*** Exercise materials Section Begins ***

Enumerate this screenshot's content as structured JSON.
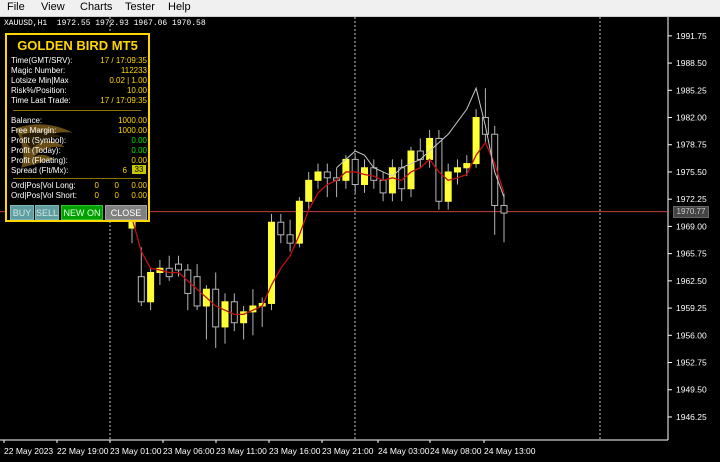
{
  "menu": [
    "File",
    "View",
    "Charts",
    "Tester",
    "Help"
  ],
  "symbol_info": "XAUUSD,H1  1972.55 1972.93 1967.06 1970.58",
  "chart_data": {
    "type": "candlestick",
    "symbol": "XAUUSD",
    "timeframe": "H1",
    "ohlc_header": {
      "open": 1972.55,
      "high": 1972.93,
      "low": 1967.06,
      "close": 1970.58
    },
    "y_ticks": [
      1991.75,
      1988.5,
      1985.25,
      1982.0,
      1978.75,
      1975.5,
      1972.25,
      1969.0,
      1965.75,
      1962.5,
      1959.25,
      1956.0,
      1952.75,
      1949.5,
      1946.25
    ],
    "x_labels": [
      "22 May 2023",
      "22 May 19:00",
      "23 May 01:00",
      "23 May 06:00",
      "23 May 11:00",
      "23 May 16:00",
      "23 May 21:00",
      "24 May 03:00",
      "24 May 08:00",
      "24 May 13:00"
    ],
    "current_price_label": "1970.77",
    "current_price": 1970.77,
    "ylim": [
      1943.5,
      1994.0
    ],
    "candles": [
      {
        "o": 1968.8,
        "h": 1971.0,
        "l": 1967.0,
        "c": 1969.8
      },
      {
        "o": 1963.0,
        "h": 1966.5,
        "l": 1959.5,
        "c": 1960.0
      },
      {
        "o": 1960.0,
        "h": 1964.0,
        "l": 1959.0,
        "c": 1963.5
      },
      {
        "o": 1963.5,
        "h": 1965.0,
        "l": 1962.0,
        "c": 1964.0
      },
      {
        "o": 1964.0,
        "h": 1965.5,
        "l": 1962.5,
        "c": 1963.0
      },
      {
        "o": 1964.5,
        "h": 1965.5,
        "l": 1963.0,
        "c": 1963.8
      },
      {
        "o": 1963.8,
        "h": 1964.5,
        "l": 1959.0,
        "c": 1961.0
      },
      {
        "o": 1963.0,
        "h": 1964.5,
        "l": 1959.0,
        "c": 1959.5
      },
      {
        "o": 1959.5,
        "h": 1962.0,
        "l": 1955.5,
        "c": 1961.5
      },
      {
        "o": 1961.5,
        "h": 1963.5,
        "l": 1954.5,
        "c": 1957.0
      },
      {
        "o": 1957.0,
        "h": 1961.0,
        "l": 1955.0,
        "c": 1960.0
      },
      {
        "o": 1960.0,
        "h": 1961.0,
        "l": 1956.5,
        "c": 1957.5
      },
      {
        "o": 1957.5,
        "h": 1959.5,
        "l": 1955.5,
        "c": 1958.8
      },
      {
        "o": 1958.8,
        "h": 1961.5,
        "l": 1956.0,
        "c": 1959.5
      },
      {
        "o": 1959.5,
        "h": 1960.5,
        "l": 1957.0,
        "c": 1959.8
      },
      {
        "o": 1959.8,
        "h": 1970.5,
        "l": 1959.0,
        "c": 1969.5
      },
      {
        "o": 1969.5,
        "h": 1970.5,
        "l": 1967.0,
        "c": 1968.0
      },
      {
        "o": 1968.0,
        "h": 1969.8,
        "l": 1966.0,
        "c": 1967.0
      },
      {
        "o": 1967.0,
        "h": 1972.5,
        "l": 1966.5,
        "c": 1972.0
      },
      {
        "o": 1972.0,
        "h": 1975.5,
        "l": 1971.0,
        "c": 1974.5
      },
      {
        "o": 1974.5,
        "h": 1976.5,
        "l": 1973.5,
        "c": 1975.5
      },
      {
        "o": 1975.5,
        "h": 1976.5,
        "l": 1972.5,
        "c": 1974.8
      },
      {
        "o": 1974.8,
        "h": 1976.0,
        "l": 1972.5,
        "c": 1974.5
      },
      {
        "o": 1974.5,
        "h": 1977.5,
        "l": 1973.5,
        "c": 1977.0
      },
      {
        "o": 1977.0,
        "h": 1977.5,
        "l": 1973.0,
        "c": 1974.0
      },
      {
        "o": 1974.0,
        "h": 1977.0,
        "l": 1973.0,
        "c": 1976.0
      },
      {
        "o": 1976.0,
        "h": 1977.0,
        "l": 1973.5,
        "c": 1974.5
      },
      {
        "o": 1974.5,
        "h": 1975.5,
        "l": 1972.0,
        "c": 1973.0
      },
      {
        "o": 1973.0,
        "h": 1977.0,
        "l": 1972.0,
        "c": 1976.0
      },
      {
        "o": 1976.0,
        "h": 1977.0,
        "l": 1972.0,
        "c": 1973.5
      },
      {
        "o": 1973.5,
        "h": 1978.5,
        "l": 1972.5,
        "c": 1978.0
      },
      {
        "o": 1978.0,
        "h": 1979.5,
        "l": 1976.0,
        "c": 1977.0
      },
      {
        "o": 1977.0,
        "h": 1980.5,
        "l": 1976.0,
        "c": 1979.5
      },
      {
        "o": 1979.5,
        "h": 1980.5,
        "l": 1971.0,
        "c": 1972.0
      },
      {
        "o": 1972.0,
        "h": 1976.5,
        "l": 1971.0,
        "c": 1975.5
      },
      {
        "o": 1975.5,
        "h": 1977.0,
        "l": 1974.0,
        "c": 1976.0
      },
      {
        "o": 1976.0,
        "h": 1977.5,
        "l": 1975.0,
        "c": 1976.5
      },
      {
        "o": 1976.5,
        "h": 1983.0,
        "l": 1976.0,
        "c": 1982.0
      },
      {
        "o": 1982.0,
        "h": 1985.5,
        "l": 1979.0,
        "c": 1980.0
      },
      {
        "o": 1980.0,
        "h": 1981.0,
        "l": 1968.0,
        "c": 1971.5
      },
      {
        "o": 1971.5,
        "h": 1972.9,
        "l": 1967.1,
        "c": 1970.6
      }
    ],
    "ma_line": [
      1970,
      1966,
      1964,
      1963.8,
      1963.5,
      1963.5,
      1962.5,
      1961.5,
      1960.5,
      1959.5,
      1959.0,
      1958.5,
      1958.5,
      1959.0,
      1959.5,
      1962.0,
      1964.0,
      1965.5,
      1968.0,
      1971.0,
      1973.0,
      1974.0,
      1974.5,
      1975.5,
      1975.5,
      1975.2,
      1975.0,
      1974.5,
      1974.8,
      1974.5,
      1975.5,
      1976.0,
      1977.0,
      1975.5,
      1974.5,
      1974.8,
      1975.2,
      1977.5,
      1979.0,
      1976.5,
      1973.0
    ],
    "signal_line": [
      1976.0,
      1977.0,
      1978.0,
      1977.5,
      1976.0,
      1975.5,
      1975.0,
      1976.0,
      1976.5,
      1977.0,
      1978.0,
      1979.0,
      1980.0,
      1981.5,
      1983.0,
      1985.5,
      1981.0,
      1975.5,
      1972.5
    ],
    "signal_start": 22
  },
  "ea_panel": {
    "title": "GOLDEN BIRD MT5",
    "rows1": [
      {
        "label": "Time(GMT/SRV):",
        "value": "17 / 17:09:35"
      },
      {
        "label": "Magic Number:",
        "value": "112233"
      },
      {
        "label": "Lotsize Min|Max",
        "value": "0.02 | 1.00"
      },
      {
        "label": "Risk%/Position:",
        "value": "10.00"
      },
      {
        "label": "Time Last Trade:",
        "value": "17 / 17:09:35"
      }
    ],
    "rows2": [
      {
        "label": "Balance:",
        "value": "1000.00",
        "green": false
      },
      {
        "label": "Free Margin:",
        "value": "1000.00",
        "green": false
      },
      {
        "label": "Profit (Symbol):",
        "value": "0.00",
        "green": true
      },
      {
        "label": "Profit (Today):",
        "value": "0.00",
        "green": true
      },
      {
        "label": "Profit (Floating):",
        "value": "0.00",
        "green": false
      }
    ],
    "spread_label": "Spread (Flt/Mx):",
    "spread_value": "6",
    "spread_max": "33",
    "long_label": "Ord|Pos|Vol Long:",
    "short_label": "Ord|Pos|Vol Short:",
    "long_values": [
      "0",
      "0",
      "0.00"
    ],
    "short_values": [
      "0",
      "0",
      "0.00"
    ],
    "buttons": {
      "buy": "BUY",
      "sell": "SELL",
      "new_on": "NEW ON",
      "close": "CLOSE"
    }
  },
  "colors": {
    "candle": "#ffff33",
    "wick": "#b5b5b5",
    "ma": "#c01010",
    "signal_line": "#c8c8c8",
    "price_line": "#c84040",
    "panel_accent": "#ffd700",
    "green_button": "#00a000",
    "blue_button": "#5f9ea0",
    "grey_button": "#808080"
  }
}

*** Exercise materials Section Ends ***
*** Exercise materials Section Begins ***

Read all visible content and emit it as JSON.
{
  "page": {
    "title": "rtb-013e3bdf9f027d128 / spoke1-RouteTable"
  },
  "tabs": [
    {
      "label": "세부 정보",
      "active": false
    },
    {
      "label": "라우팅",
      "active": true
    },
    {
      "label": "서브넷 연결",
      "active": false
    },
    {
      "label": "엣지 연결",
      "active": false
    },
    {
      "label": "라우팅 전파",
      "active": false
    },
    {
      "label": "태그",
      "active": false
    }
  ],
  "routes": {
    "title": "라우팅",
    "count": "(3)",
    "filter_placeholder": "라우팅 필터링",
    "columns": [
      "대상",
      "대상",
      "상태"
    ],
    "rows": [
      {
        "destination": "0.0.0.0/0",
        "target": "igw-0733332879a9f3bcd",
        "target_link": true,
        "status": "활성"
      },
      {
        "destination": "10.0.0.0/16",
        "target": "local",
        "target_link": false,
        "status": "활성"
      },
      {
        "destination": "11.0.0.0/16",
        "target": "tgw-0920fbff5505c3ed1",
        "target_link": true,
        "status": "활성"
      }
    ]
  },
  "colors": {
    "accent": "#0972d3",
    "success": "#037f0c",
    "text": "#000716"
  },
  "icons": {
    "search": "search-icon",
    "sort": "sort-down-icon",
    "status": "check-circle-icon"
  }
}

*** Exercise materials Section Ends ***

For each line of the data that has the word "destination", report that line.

§ **Worked solution**:
        "destination": "0.0.0.0/0",
        "destination": "10.0.0.0/16",
        "destination": "11.0.0.0/16",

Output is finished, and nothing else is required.